Records shown »
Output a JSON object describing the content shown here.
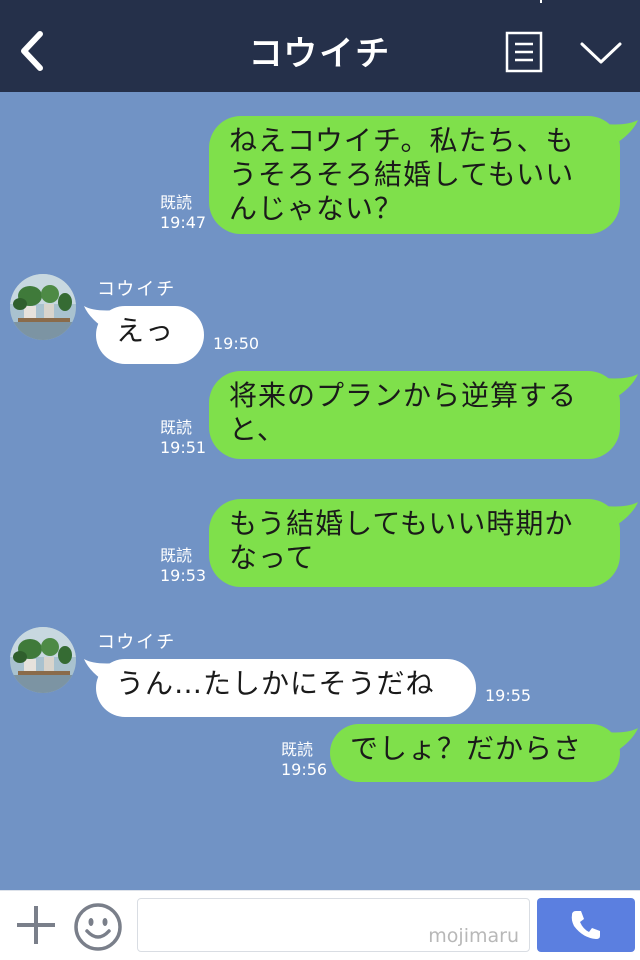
{
  "header": {
    "title": "コウイチ",
    "back_icon": "chevron-left-icon",
    "menu_icon": "list-icon",
    "expand_icon": "chevron-down-icon"
  },
  "messages": [
    {
      "direction": "out",
      "lines": [
        "ねえコウイチ。私たち、も",
        "うそろそろ結婚してもいい",
        "んじゃない？"
      ],
      "read": "既読",
      "time": "19:47"
    },
    {
      "direction": "in",
      "sender": "コウイチ",
      "lines": [
        "えっ"
      ],
      "time": "19:50"
    },
    {
      "direction": "out",
      "lines": [
        "将来のプランから逆算する",
        "と、"
      ],
      "read": "既読",
      "time": "19:51"
    },
    {
      "direction": "out",
      "lines": [
        "もう結婚してもいい時期か",
        "なって"
      ],
      "read": "既読",
      "time": "19:53"
    },
    {
      "direction": "in",
      "sender": "コウイチ",
      "lines": [
        "うん…たしかにそうだね"
      ],
      "time": "19:55"
    },
    {
      "direction": "out",
      "lines": [
        "でしょ？だからさ"
      ],
      "read": "既読",
      "time": "19:56"
    }
  ],
  "footer": {
    "add_icon": "plus-icon",
    "emoji_icon": "smile-icon",
    "input_value": "",
    "watermark": "mojimaru",
    "call_icon": "phone-icon"
  },
  "colors": {
    "header_bg": "#25304a",
    "chat_bg": "#7193c5",
    "outgoing_bubble": "#7fe04b",
    "incoming_bubble": "#ffffff",
    "call_button": "#5b7fe0"
  }
}
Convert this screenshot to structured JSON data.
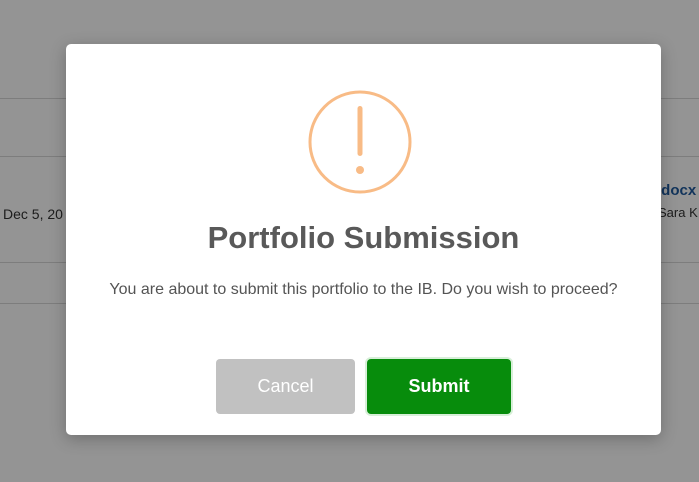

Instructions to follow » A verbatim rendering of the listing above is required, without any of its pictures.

Response below »
Output a JSON object describing the content shown here.
{
  "header": {
    "title": "コウイチ",
    "back_icon": "chevron-left-icon",
    "menu_icon": "list-icon",
    "expand_icon": "chevron-down-icon"
  },
  "messages": [
    {
      "direction": "out",
      "lines": [
        "ねえコウイチ。私たち、も",
        "うそろそろ結婚してもいい",
        "んじゃない？"
      ],
      "read": "既読",
      "time": "19:47"
    },
    {
      "direction": "in",
      "sender": "コウイチ",
      "lines": [
        "えっ"
      ],
      "time": "19:50"
    },
    {
      "direction": "out",
      "lines": [
        "将来のプランから逆算する",
        "と、"
      ],
      "read": "既読",
      "time": "19:51"
    },
    {
      "direction": "out",
      "lines": [
        "もう結婚してもいい時期か",
        "なって"
      ],
      "read": "既読",
      "time": "19:53"
    },
    {
      "direction": "in",
      "sender": "コウイチ",
      "lines": [
        "うん…たしかにそうだね"
      ],
      "time": "19:55"
    },
    {
      "direction": "out",
      "lines": [
        "でしょ？だからさ"
      ],
      "read": "既読",
      "time": "19:56"
    }
  ],
  "footer": {
    "add_icon": "plus-icon",
    "emoji_icon": "smile-icon",
    "input_value": "",
    "watermark": "mojimaru",
    "call_icon": "phone-icon"
  },
  "colors": {
    "header_bg": "#25304a",
    "chat_bg": "#7193c5",
    "outgoing_bubble": "#7fe04b",
    "incoming_bubble": "#ffffff",
    "call_button": "#5b7fe0"
  }
}
Convert this screenshot to structured JSON data.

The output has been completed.